Each line containing the word "author" must be copied from the material below.
══ Exercise material ══
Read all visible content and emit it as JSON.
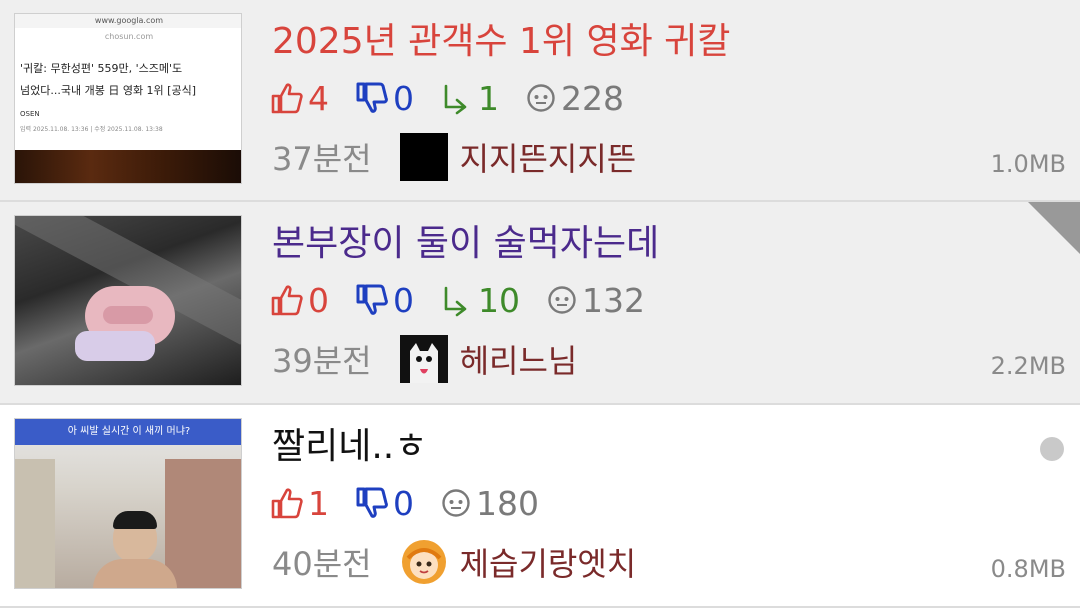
{
  "colors": {
    "title_red": "#d8443c",
    "title_purple": "#4b2a8c",
    "title_black": "#111111",
    "like": "#d8443c",
    "dislike": "#1e3fc0",
    "share": "#3e8a2a",
    "view": "#7a7a7a",
    "author": "#7a2a2a"
  },
  "posts": [
    {
      "title": "2025년 관객수 1위 영화 귀칼",
      "likes": "4",
      "dislikes": "0",
      "shares": "1",
      "views": "228",
      "time": "37분전",
      "author": "지지뜬지지뜬",
      "size": "1.0MB",
      "thumb": {
        "browser_url": "www.googla.com",
        "site": "chosun.com",
        "headline_1": "'귀칼: 무한성편' 559만, '스즈메'도",
        "headline_2": "넘었다...국내 개봉 日 영화 1위 [공식]",
        "source": "OSEN",
        "date_line": "입력 2025.11.08. 13:36 | 수정 2025.11.08. 13:38"
      }
    },
    {
      "title": "본부장이 둘이 술먹자는데",
      "likes": "0",
      "dislikes": "0",
      "shares": "10",
      "views": "132",
      "time": "39분전",
      "author": "헤리느님",
      "size": "2.2MB"
    },
    {
      "title": "짤리네..ㅎ",
      "likes": "1",
      "dislikes": "0",
      "views": "180",
      "time": "40분전",
      "author": "제습기랑엣치",
      "size": "0.8MB",
      "thumb": {
        "banner": "아 씨발 실시간 이 새끼 머냐?"
      }
    }
  ]
}
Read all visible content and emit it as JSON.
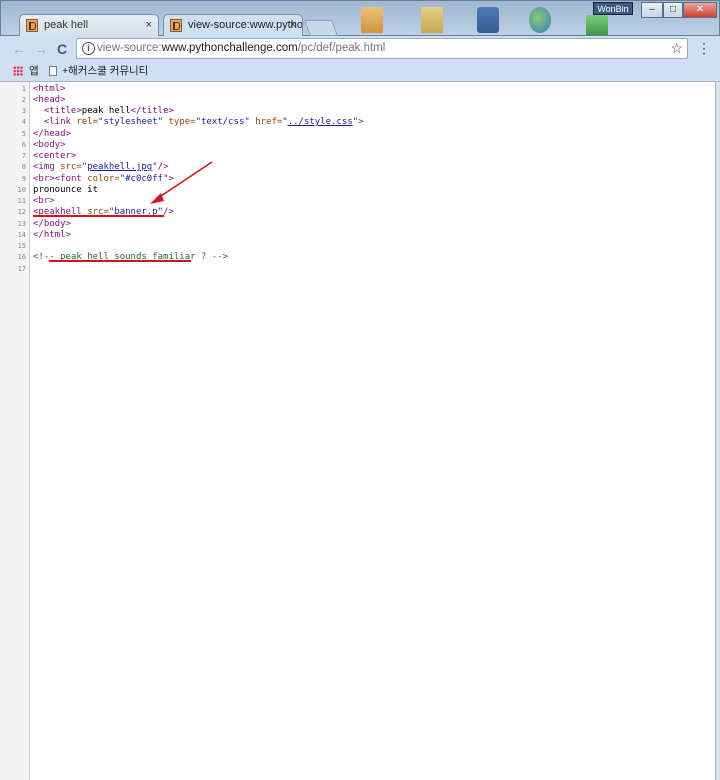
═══
> **Solution**
    "author": "#7a2a2a"
      "author": "지지뜬지지뜬",
      "author": "헤리느님",
      "author": "제습기랑엣치",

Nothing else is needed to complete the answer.